● **Required work**: Every record below should appear in your answer, copied exactly.

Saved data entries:
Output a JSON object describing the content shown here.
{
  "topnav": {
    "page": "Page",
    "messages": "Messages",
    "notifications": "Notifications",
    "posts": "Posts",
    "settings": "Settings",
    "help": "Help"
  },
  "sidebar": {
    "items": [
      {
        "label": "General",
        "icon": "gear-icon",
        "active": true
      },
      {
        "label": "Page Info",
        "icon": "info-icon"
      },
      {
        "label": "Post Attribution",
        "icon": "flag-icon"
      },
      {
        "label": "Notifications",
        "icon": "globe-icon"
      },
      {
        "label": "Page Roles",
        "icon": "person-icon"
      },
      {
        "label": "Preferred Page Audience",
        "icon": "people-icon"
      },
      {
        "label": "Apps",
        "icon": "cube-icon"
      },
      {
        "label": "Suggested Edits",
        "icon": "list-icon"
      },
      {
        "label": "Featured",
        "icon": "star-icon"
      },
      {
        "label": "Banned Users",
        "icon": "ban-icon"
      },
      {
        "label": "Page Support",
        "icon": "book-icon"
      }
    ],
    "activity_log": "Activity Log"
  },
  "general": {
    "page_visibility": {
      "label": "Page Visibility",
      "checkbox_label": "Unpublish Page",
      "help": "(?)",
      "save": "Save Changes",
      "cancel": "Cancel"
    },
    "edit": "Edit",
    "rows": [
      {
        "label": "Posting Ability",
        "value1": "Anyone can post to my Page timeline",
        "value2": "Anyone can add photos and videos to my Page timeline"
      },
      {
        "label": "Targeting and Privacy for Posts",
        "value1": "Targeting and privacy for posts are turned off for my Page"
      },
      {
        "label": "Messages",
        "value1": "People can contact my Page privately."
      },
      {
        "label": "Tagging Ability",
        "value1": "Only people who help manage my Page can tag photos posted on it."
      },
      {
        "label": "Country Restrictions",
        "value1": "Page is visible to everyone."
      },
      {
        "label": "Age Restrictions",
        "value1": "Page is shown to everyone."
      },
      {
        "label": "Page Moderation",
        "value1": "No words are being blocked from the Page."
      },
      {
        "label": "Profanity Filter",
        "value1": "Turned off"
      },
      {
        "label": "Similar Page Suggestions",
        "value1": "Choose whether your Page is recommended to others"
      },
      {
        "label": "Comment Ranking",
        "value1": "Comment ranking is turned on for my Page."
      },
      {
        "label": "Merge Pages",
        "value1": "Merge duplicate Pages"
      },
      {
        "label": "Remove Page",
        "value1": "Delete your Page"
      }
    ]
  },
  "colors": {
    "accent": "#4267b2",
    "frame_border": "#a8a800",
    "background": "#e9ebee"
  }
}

● **Problem solution**:
Output a JSON object describing the content shown here.
{
  "topnav": {
    "page": "Page",
    "messages": "Messages",
    "notifications": "Notifications",
    "posts": "Posts",
    "settings": "Settings",
    "help": "Help"
  },
  "sidebar": {
    "items": [
      {
        "label": "General",
        "icon": "gear-icon",
        "active": true
      },
      {
        "label": "Page Info",
        "icon": "info-icon"
      },
      {
        "label": "Post Attribution",
        "icon": "flag-icon"
      },
      {
        "label": "Notifications",
        "icon": "globe-icon"
      },
      {
        "label": "Page Roles",
        "icon": "person-icon"
      },
      {
        "label": "Preferred Page Audience",
        "icon": "people-icon"
      },
      {
        "label": "Apps",
        "icon": "cube-icon"
      },
      {
        "label": "Suggested Edits",
        "icon": "list-icon"
      },
      {
        "label": "Featured",
        "icon": "star-icon"
      },
      {
        "label": "Banned Users",
        "icon": "ban-icon"
      },
      {
        "label": "Page Support",
        "icon": "book-icon"
      }
    ],
    "activity_log": "Activity Log"
  },
  "general": {
    "page_visibility": {
      "label": "Page Visibility",
      "checkbox_label": "Unpublish Page",
      "help": "(?)",
      "save": "Save Changes",
      "cancel": "Cancel"
    },
    "edit": "Edit",
    "rows": [
      {
        "label": "Posting Ability",
        "value1": "Anyone can post to my Page timeline",
        "value2": "Anyone can add photos and videos to my Page timeline"
      },
      {
        "label": "Targeting and Privacy for Posts",
        "value1": "Targeting and privacy for posts are turned off for my Page"
      },
      {
        "label": "Messages",
        "value1": "People can contact my Page privately."
      },
      {
        "label": "Tagging Ability",
        "value1": "Only people who help manage my Page can tag photos posted on it."
      },
      {
        "label": "Country Restrictions",
        "value1": "Page is visible to everyone."
      },
      {
        "label": "Age Restrictions",
        "value1": "Page is shown to everyone."
      },
      {
        "label": "Page Moderation",
        "value1": "No words are being blocked from the Page."
      },
      {
        "label": "Profanity Filter",
        "value1": "Turned off"
      },
      {
        "label": "Similar Page Suggestions",
        "value1": "Choose whether your Page is recommended to others"
      },
      {
        "label": "Comment Ranking",
        "value1": "Comment ranking is turned on for my Page."
      },
      {
        "label": "Merge Pages",
        "value1": "Merge duplicate Pages"
      },
      {
        "label": "Remove Page",
        "value1": "Delete your Page"
      }
    ]
  },
  "colors": {
    "accent": "#4267b2",
    "frame_border": "#a8a800",
    "background": "#e9ebee"
  }
}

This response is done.